• **EXERCISE REQUIREMENTS**
Set down all of the records exactly, leaving none out.

• **DATASET CONTENT**

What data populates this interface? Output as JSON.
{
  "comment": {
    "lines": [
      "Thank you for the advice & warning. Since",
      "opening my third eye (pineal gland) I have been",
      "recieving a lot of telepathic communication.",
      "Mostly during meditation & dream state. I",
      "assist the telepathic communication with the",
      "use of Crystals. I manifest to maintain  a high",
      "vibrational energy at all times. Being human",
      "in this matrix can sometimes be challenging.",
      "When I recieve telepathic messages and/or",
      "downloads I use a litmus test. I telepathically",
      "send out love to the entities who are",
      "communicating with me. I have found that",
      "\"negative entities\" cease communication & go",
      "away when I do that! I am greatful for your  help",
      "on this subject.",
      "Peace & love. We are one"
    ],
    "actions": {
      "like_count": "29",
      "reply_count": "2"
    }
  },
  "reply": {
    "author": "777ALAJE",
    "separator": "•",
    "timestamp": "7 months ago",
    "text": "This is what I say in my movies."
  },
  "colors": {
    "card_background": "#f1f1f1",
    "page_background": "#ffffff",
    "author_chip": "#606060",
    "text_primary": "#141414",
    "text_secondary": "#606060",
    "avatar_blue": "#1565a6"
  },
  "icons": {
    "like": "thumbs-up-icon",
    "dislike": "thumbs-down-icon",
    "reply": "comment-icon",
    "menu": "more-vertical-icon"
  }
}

• **TASK OUTPUT**
What data populates this interface? Output as JSON.
{
  "comment": {
    "lines": [
      "Thank you for the advice & warning. Since",
      "opening my third eye (pineal gland) I have been",
      "recieving a lot of telepathic communication.",
      "Mostly during meditation & dream state. I",
      "assist the telepathic communication with the",
      "use of Crystals. I manifest to maintain  a high",
      "vibrational energy at all times. Being human",
      "in this matrix can sometimes be challenging.",
      "When I recieve telepathic messages and/or",
      "downloads I use a litmus test. I telepathically",
      "send out love to the entities who are",
      "communicating with me. I have found that",
      "\"negative entities\" cease communication & go",
      "away when I do that! I am greatful for your  help",
      "on this subject.",
      "Peace & love. We are one"
    ],
    "actions": {
      "like_count": "29",
      "reply_count": "2"
    }
  },
  "reply": {
    "author": "777ALAJE",
    "separator": "•",
    "timestamp": "7 months ago",
    "text": "This is what I say in my movies."
  },
  "colors": {
    "card_background": "#f1f1f1",
    "page_background": "#ffffff",
    "author_chip": "#606060",
    "text_primary": "#141414",
    "text_secondary": "#606060",
    "avatar_blue": "#1565a6"
  },
  "icons": {
    "like": "thumbs-up-icon",
    "dislike": "thumbs-down-icon",
    "reply": "comment-icon",
    "menu": "more-vertical-icon"
  }
}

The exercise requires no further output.